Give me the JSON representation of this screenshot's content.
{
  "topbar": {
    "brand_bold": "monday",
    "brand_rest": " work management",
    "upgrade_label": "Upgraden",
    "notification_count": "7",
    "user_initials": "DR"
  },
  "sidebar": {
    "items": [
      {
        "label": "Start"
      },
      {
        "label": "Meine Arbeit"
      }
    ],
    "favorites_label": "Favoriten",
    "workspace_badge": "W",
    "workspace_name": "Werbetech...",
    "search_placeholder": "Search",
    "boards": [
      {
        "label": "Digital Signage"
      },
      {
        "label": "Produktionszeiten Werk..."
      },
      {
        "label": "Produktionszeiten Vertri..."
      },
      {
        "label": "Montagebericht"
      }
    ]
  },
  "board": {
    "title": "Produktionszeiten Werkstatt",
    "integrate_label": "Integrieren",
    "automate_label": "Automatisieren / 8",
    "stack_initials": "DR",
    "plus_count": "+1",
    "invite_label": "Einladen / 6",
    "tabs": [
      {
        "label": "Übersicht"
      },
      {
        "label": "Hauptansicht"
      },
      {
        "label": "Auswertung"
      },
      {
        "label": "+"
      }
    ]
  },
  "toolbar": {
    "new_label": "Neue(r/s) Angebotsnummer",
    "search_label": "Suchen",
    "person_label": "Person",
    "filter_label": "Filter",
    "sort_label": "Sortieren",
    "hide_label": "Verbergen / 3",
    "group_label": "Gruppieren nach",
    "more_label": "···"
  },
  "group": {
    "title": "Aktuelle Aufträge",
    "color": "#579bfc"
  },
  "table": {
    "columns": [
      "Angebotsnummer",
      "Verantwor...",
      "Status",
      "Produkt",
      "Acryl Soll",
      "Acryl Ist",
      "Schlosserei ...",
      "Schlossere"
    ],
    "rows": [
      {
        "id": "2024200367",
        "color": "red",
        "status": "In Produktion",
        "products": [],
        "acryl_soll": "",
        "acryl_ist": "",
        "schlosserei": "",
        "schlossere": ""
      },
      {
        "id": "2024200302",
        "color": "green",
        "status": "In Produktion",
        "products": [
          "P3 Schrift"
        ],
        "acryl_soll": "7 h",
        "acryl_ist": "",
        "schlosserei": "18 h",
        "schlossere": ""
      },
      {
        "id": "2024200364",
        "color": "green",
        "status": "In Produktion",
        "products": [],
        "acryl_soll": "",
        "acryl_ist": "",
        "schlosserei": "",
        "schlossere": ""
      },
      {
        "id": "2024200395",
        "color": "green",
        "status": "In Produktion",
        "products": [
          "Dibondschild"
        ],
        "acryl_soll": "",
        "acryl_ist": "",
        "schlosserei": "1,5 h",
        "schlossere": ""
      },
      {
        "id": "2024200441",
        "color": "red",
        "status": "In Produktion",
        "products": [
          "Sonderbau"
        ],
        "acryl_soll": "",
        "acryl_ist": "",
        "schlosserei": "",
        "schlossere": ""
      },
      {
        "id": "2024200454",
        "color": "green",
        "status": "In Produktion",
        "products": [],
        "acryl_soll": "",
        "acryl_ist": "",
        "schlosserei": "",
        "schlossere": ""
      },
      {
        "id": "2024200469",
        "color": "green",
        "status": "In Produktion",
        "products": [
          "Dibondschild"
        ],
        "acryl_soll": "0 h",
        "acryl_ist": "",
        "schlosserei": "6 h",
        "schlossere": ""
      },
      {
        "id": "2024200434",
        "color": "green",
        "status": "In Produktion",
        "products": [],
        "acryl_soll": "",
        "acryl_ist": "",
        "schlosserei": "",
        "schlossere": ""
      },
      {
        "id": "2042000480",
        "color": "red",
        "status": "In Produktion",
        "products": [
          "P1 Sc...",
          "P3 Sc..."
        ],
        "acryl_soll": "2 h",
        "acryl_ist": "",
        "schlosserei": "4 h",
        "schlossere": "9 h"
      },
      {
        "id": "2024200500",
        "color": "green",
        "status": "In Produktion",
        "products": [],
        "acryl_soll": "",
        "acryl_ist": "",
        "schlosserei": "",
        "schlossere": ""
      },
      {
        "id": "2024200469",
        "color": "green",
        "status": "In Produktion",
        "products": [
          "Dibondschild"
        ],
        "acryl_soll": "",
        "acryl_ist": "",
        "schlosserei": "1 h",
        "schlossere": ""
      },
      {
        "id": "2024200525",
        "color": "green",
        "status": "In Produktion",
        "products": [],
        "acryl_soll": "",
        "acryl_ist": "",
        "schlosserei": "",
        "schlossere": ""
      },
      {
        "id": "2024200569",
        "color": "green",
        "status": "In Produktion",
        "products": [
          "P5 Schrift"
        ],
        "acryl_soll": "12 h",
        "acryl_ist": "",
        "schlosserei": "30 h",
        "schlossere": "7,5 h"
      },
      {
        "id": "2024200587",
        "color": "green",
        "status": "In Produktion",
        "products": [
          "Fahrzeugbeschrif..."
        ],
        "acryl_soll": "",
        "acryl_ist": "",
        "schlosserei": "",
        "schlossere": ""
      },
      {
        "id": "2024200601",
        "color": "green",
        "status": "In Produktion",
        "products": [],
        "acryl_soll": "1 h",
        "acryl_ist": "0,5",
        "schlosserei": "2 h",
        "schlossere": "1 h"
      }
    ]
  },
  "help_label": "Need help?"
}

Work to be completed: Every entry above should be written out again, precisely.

Answer to this problem:
Give me the JSON representation of this screenshot's content.
{
  "topbar": {
    "brand_bold": "monday",
    "brand_rest": " work management",
    "upgrade_label": "Upgraden",
    "notification_count": "7",
    "user_initials": "DR"
  },
  "sidebar": {
    "items": [
      {
        "label": "Start"
      },
      {
        "label": "Meine Arbeit"
      }
    ],
    "favorites_label": "Favoriten",
    "workspace_badge": "W",
    "workspace_name": "Werbetech...",
    "search_placeholder": "Search",
    "boards": [
      {
        "label": "Digital Signage"
      },
      {
        "label": "Produktionszeiten Werk..."
      },
      {
        "label": "Produktionszeiten Vertri..."
      },
      {
        "label": "Montagebericht"
      }
    ]
  },
  "board": {
    "title": "Produktionszeiten Werkstatt",
    "integrate_label": "Integrieren",
    "automate_label": "Automatisieren / 8",
    "stack_initials": "DR",
    "plus_count": "+1",
    "invite_label": "Einladen / 6",
    "tabs": [
      {
        "label": "Übersicht"
      },
      {
        "label": "Hauptansicht"
      },
      {
        "label": "Auswertung"
      },
      {
        "label": "+"
      }
    ]
  },
  "toolbar": {
    "new_label": "Neue(r/s) Angebotsnummer",
    "search_label": "Suchen",
    "person_label": "Person",
    "filter_label": "Filter",
    "sort_label": "Sortieren",
    "hide_label": "Verbergen / 3",
    "group_label": "Gruppieren nach",
    "more_label": "···"
  },
  "group": {
    "title": "Aktuelle Aufträge",
    "color": "#579bfc"
  },
  "table": {
    "columns": [
      "Angebotsnummer",
      "Verantwor...",
      "Status",
      "Produkt",
      "Acryl Soll",
      "Acryl Ist",
      "Schlosserei ...",
      "Schlossere"
    ],
    "rows": [
      {
        "id": "2024200367",
        "color": "red",
        "status": "In Produktion",
        "products": [],
        "acryl_soll": "",
        "acryl_ist": "",
        "schlosserei": "",
        "schlossere": ""
      },
      {
        "id": "2024200302",
        "color": "green",
        "status": "In Produktion",
        "products": [
          "P3 Schrift"
        ],
        "acryl_soll": "7 h",
        "acryl_ist": "",
        "schlosserei": "18 h",
        "schlossere": ""
      },
      {
        "id": "2024200364",
        "color": "green",
        "status": "In Produktion",
        "products": [],
        "acryl_soll": "",
        "acryl_ist": "",
        "schlosserei": "",
        "schlossere": ""
      },
      {
        "id": "2024200395",
        "color": "green",
        "status": "In Produktion",
        "products": [
          "Dibondschild"
        ],
        "acryl_soll": "",
        "acryl_ist": "",
        "schlosserei": "1,5 h",
        "schlossere": ""
      },
      {
        "id": "2024200441",
        "color": "red",
        "status": "In Produktion",
        "products": [
          "Sonderbau"
        ],
        "acryl_soll": "",
        "acryl_ist": "",
        "schlosserei": "",
        "schlossere": ""
      },
      {
        "id": "2024200454",
        "color": "green",
        "status": "In Produktion",
        "products": [],
        "acryl_soll": "",
        "acryl_ist": "",
        "schlosserei": "",
        "schlossere": ""
      },
      {
        "id": "2024200469",
        "color": "green",
        "status": "In Produktion",
        "products": [
          "Dibondschild"
        ],
        "acryl_soll": "0 h",
        "acryl_ist": "",
        "schlosserei": "6 h",
        "schlossere": ""
      },
      {
        "id": "2024200434",
        "color": "green",
        "status": "In Produktion",
        "products": [],
        "acryl_soll": "",
        "acryl_ist": "",
        "schlosserei": "",
        "schlossere": ""
      },
      {
        "id": "2042000480",
        "color": "red",
        "status": "In Produktion",
        "products": [
          "P1 Sc...",
          "P3 Sc..."
        ],
        "acryl_soll": "2 h",
        "acryl_ist": "",
        "schlosserei": "4 h",
        "schlossere": "9 h"
      },
      {
        "id": "2024200500",
        "color": "green",
        "status": "In Produktion",
        "products": [],
        "acryl_soll": "",
        "acryl_ist": "",
        "schlosserei": "",
        "schlossere": ""
      },
      {
        "id": "2024200469",
        "color": "green",
        "status": "In Produktion",
        "products": [
          "Dibondschild"
        ],
        "acryl_soll": "",
        "acryl_ist": "",
        "schlosserei": "1 h",
        "schlossere": ""
      },
      {
        "id": "2024200525",
        "color": "green",
        "status": "In Produktion",
        "products": [],
        "acryl_soll": "",
        "acryl_ist": "",
        "schlosserei": "",
        "schlossere": ""
      },
      {
        "id": "2024200569",
        "color": "green",
        "status": "In Produktion",
        "products": [
          "P5 Schrift"
        ],
        "acryl_soll": "12 h",
        "acryl_ist": "",
        "schlosserei": "30 h",
        "schlossere": "7,5 h"
      },
      {
        "id": "2024200587",
        "color": "green",
        "status": "In Produktion",
        "products": [
          "Fahrzeugbeschrif..."
        ],
        "acryl_soll": "",
        "acryl_ist": "",
        "schlosserei": "",
        "schlossere": ""
      },
      {
        "id": "2024200601",
        "color": "green",
        "status": "In Produktion",
        "products": [],
        "acryl_soll": "1 h",
        "acryl_ist": "0,5",
        "schlosserei": "2 h",
        "schlossere": "1 h"
      }
    ]
  },
  "help_label": "Need help?"
}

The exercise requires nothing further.